Contracts stand between think tanks and the funds they need. But these contracts are hardly ever developed for think tanks -or with think tanks in mind. They pose enormous challenges for them, often compromising their own core asset: their intellectual capital. This post considers three typical contracts and puts forward some recommendations to improve the terms of the contracts that think tanks in developing countries receive.
Posts tagged ‘funding’
Funding think tanks requires careful consideration of a number of variable: who is funding, who receives the funding, what is it for, and how is it delivered. Think tanks should not be funded as if they were just another organisation; nor should they all be funded the same way across the board. In this post I try to outline some of the questions (and analysis) that funders may want to consider before funding think tanks.

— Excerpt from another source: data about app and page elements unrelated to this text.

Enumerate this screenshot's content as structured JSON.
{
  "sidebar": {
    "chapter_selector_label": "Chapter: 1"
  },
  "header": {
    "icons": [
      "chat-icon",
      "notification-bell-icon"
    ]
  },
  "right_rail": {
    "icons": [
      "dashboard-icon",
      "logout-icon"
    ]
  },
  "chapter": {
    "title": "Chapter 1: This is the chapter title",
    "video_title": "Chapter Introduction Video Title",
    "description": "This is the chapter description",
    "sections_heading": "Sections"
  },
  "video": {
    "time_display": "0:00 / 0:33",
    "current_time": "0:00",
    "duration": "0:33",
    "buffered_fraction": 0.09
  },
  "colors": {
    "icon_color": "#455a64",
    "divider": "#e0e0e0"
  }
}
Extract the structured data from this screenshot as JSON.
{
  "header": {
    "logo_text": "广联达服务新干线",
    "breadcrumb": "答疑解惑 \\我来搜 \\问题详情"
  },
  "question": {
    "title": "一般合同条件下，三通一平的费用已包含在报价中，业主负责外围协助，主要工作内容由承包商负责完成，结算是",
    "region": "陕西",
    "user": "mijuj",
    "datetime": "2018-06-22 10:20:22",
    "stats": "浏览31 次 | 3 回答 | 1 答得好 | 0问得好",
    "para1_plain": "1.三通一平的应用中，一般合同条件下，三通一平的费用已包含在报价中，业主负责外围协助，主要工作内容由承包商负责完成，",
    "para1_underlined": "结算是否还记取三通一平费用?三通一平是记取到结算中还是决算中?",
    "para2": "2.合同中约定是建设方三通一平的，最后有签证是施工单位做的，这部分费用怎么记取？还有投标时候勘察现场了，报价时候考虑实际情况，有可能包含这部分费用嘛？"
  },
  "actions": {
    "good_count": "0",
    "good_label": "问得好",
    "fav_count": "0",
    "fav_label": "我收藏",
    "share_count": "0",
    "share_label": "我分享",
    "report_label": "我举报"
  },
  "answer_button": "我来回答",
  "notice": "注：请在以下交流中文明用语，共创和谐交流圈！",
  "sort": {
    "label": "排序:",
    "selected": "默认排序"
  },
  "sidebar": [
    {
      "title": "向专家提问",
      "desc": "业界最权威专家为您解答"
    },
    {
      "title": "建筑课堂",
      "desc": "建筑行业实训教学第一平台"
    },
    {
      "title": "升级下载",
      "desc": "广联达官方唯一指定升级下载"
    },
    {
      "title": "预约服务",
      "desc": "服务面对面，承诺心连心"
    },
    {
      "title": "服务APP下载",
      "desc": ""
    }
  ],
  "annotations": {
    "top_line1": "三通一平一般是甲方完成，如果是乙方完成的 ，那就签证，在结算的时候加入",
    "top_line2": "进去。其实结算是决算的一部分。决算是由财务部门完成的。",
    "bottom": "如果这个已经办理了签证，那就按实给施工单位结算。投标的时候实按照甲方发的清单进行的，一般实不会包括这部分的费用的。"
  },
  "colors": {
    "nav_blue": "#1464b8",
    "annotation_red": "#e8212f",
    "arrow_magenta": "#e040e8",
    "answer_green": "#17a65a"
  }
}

Are all think tanks non-for-profits? It seems that many think tanks in Hungary are for-profit companies that look, talk, walk like think tanks. Should their legal status make a difference on whether they get funding or not? Should donors just accept that difference is the rule?

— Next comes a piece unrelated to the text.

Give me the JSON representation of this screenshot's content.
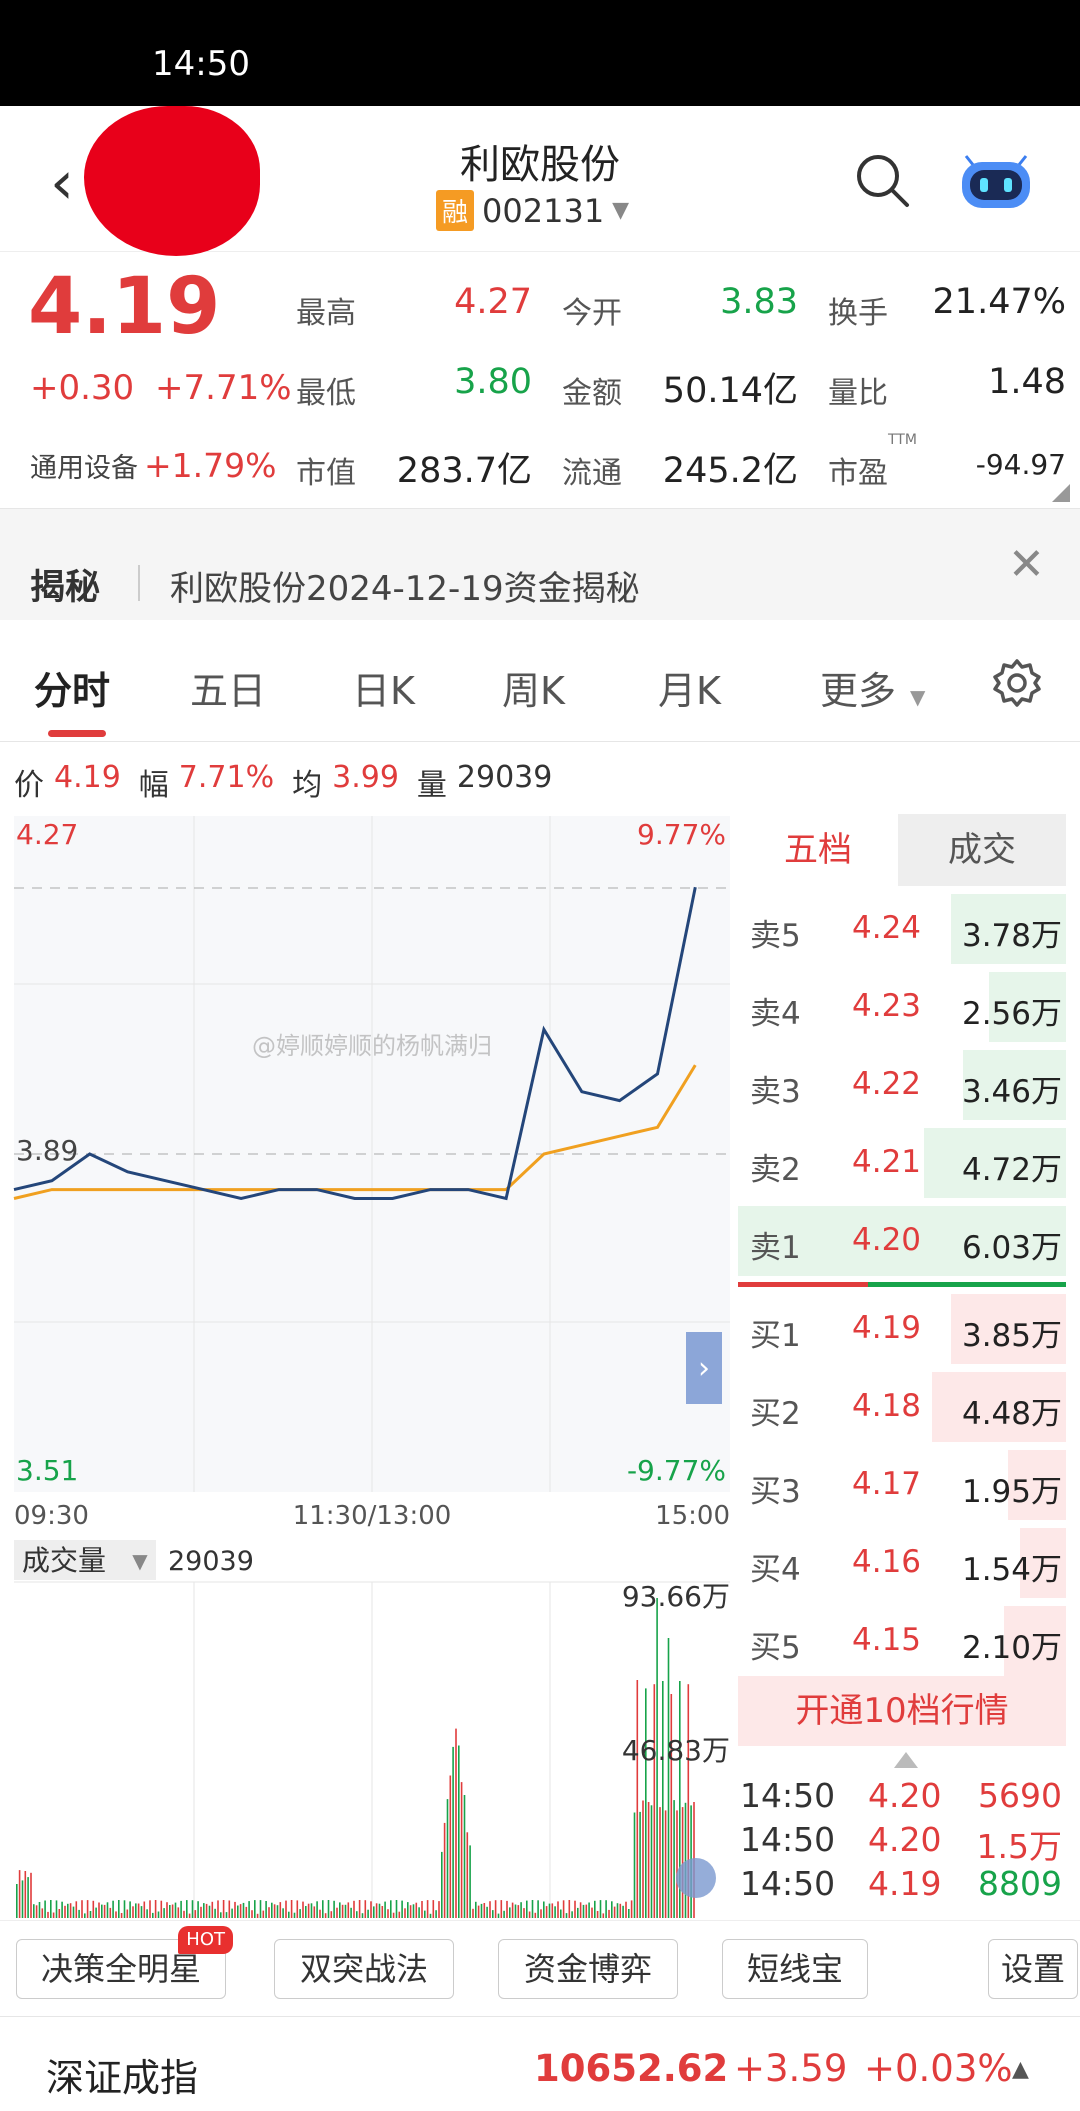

Hans Gutbrod analyses how 20 leading US think tanks have developed over 2012. Seven of them are doing very well, while four of them are not exactly comfortable, at least not in financial terms. Analysis and detailed spreadsheet available.
The Politics & Ideas think net has produced a Topic Guide that covers some of the most important issues on the subject: where ideas come from, funding, the politics of evidence, etc. This is an invitation to add your views and resources: make it your Guide.
Supporting think tanks series: From core and institutional support to organizational development grants
The Think Tank Fund is changing the way it supports think tanks. Its new strategy will encourage a more mature relationship with its grantees, make it easier to monitor progress, and provide the necessary incentives for think tanks to take their own development seriously. Goran Buldioski, its director, outlines the new model.
Foreign funders need proof of their grantees' influence because they do not know enough about their political contexts. If think tank funders were less like risk-adverse tourist and more like local politically engaged citizens they would not demand impact evaluations and complicated indicators of influence. But to avoid this, funding needs to be local.